_Your objective:_ Write out each entry, exactly the way it appears.
═══ Available data
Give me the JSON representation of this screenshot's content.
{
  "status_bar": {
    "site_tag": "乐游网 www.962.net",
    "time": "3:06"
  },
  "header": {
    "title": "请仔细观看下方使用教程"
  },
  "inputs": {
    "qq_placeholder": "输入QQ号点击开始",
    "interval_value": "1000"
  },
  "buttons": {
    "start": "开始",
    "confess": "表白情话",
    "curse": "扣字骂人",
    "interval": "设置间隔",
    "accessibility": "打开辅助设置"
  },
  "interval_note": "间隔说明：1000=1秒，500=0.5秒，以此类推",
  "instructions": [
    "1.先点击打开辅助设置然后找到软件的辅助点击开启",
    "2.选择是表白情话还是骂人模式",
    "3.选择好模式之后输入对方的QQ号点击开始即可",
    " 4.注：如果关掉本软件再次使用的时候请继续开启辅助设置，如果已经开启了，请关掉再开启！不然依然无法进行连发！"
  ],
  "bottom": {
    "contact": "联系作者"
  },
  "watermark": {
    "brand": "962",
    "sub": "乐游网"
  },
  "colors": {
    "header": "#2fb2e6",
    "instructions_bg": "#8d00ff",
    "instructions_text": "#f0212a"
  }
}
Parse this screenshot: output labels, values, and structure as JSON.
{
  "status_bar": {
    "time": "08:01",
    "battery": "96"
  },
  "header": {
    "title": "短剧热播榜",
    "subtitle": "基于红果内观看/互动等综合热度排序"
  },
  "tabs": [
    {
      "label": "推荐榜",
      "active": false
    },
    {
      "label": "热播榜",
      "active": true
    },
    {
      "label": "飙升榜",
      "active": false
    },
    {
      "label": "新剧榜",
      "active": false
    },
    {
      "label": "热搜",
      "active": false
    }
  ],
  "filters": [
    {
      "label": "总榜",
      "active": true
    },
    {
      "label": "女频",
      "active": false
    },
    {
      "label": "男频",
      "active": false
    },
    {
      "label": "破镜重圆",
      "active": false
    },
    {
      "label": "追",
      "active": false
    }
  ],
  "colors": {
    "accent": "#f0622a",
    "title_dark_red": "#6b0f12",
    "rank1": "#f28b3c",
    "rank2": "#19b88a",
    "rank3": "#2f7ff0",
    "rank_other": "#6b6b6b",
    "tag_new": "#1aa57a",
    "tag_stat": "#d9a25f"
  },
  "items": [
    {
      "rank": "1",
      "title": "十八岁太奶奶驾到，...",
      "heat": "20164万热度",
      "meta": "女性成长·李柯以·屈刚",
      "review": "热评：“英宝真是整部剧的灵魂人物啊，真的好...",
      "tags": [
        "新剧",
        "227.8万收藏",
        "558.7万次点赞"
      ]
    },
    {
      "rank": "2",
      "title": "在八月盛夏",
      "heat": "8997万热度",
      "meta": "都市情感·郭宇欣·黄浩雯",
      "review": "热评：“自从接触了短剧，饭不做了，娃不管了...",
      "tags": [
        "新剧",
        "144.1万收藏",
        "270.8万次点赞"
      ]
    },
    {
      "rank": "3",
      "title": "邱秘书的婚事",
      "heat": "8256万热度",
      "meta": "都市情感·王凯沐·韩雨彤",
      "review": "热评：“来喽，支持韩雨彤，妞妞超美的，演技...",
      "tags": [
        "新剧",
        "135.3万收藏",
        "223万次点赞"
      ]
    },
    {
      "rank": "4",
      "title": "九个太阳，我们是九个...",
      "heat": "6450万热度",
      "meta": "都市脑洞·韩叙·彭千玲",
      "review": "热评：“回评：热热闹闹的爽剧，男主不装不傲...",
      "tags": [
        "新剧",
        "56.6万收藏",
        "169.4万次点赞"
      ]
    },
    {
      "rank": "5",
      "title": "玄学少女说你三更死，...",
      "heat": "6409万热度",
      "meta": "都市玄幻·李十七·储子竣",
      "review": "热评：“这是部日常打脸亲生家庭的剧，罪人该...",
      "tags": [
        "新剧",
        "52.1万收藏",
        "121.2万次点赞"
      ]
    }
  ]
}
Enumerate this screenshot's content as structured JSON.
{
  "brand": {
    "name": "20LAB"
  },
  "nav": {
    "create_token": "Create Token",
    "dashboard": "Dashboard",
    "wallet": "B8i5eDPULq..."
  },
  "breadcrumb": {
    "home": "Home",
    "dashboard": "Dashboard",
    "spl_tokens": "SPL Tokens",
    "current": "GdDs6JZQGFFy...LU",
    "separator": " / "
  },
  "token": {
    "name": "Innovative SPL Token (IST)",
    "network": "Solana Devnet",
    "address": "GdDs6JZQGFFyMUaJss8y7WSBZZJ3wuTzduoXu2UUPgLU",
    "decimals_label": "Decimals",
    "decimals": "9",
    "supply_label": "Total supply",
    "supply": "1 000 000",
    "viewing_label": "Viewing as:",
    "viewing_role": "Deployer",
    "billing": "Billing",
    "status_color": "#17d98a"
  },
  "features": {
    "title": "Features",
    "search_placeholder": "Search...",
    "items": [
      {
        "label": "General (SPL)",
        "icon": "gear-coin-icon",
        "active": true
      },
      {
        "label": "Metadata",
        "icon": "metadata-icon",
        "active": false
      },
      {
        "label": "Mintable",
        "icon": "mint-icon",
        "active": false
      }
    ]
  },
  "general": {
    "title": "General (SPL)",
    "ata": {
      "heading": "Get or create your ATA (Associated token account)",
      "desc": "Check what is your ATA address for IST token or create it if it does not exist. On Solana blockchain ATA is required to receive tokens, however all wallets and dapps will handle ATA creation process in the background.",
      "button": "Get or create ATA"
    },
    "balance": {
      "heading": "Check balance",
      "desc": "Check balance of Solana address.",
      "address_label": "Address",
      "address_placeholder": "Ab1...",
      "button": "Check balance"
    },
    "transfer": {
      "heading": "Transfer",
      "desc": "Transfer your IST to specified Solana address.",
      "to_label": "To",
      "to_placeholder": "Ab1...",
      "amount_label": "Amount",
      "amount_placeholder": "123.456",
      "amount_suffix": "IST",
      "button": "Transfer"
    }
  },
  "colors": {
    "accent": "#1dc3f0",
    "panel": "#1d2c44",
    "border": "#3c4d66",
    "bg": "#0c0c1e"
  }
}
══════
_Task result:_
Give me the JSON representation of this screenshot's content.
{
  "status_bar": {
    "site_tag": "乐游网 www.962.net",
    "time": "3:06"
  },
  "header": {
    "title": "请仔细观看下方使用教程"
  },
  "inputs": {
    "qq_placeholder": "输入QQ号点击开始",
    "interval_value": "1000"
  },
  "buttons": {
    "start": "开始",
    "confess": "表白情话",
    "curse": "扣字骂人",
    "interval": "设置间隔",
    "accessibility": "打开辅助设置"
  },
  "interval_note": "间隔说明：1000=1秒，500=0.5秒，以此类推",
  "instructions": [
    "1.先点击打开辅助设置然后找到软件的辅助点击开启",
    "2.选择是表白情话还是骂人模式",
    "3.选择好模式之后输入对方的QQ号点击开始即可",
    " 4.注：如果关掉本软件再次使用的时候请继续开启辅助设置，如果已经开启了，请关掉再开启！不然依然无法进行连发！"
  ],
  "bottom": {
    "contact": "联系作者"
  },
  "watermark": {
    "brand": "962",
    "sub": "乐游网"
  },
  "colors": {
    "header": "#2fb2e6",
    "instructions_bg": "#8d00ff",
    "instructions_text": "#f0212a"
  }
}
Parse this screenshot: output labels, values, and structure as JSON.
{
  "status_bar": {
    "time": "08:01",
    "battery": "96"
  },
  "header": {
    "title": "短剧热播榜",
    "subtitle": "基于红果内观看/互动等综合热度排序"
  },
  "tabs": [
    {
      "label": "推荐榜",
      "active": false
    },
    {
      "label": "热播榜",
      "active": true
    },
    {
      "label": "飙升榜",
      "active": false
    },
    {
      "label": "新剧榜",
      "active": false
    },
    {
      "label": "热搜",
      "active": false
    }
  ],
  "filters": [
    {
      "label": "总榜",
      "active": true
    },
    {
      "label": "女频",
      "active": false
    },
    {
      "label": "男频",
      "active": false
    },
    {
      "label": "破镜重圆",
      "active": false
    },
    {
      "label": "追",
      "active": false
    }
  ],
  "colors": {
    "accent": "#f0622a",
    "title_dark_red": "#6b0f12",
    "rank1": "#f28b3c",
    "rank2": "#19b88a",
    "rank3": "#2f7ff0",
    "rank_other": "#6b6b6b",
    "tag_new": "#1aa57a",
    "tag_stat": "#d9a25f"
  },
  "items": [
    {
      "rank": "1",
      "title": "十八岁太奶奶驾到，...",
      "heat": "20164万热度",
      "meta": "女性成长·李柯以·屈刚",
      "review": "热评：“英宝真是整部剧的灵魂人物啊，真的好...",
      "tags": [
        "新剧",
        "227.8万收藏",
        "558.7万次点赞"
      ]
    },
    {
      "rank": "2",
      "title": "在八月盛夏",
      "heat": "8997万热度",
      "meta": "都市情感·郭宇欣·黄浩雯",
      "review": "热评：“自从接触了短剧，饭不做了，娃不管了...",
      "tags": [
        "新剧",
        "144.1万收藏",
        "270.8万次点赞"
      ]
    },
    {
      "rank": "3",
      "title": "邱秘书的婚事",
      "heat": "8256万热度",
      "meta": "都市情感·王凯沐·韩雨彤",
      "review": "热评：“来喽，支持韩雨彤，妞妞超美的，演技...",
      "tags": [
        "新剧",
        "135.3万收藏",
        "223万次点赞"
      ]
    },
    {
      "rank": "4",
      "title": "九个太阳，我们是九个...",
      "heat": "6450万热度",
      "meta": "都市脑洞·韩叙·彭千玲",
      "review": "热评：“回评：热热闹闹的爽剧，男主不装不傲...",
      "tags": [
        "新剧",
        "56.6万收藏",
        "169.4万次点赞"
      ]
    },
    {
      "rank": "5",
      "title": "玄学少女说你三更死，...",
      "heat": "6409万热度",
      "meta": "都市玄幻·李十七·储子竣",
      "review": "热评：“这是部日常打脸亲生家庭的剧，罪人该...",
      "tags": [
        "新剧",
        "52.1万收藏",
        "121.2万次点赞"
      ]
    }
  ]
}
Enumerate this screenshot's content as structured JSON.
{
  "brand": {
    "name": "20LAB"
  },
  "nav": {
    "create_token": "Create Token",
    "dashboard": "Dashboard",
    "wallet": "B8i5eDPULq..."
  },
  "breadcrumb": {
    "home": "Home",
    "dashboard": "Dashboard",
    "spl_tokens": "SPL Tokens",
    "current": "GdDs6JZQGFFy...LU",
    "separator": " / "
  },
  "token": {
    "name": "Innovative SPL Token (IST)",
    "network": "Solana Devnet",
    "address": "GdDs6JZQGFFyMUaJss8y7WSBZZJ3wuTzduoXu2UUPgLU",
    "decimals_label": "Decimals",
    "decimals": "9",
    "supply_label": "Total supply",
    "supply": "1 000 000",
    "viewing_label": "Viewing as:",
    "viewing_role": "Deployer",
    "billing": "Billing",
    "status_color": "#17d98a"
  },
  "features": {
    "title": "Features",
    "search_placeholder": "Search...",
    "items": [
      {
        "label": "General (SPL)",
        "icon": "gear-coin-icon",
        "active": true
      },
      {
        "label": "Metadata",
        "icon": "metadata-icon",
        "active": false
      },
      {
        "label": "Mintable",
        "icon": "mint-icon",
        "active": false
      }
    ]
  },
  "general": {
    "title": "General (SPL)",
    "ata": {
      "heading": "Get or create your ATA (Associated token account)",
      "desc": "Check what is your ATA address for IST token or create it if it does not exist. On Solana blockchain ATA is required to receive tokens, however all wallets and dapps will handle ATA creation process in the background.",
      "button": "Get or create ATA"
    },
    "balance": {
      "heading": "Check balance",
      "desc": "Check balance of Solana address.",
      "address_label": "Address",
      "address_placeholder": "Ab1...",
      "button": "Check balance"
    },
    "transfer": {
      "heading": "Transfer",
      "desc": "Transfer your IST to specified Solana address.",
      "to_label": "To",
      "to_placeholder": "Ab1...",
      "amount_label": "Amount",
      "amount_placeholder": "123.456",
      "amount_suffix": "IST",
      "button": "Transfer"
    }
  },
  "colors": {
    "accent": "#1dc3f0",
    "panel": "#1d2c44",
    "border": "#3c4d66",
    "bg": "#0c0c1e"
  }
}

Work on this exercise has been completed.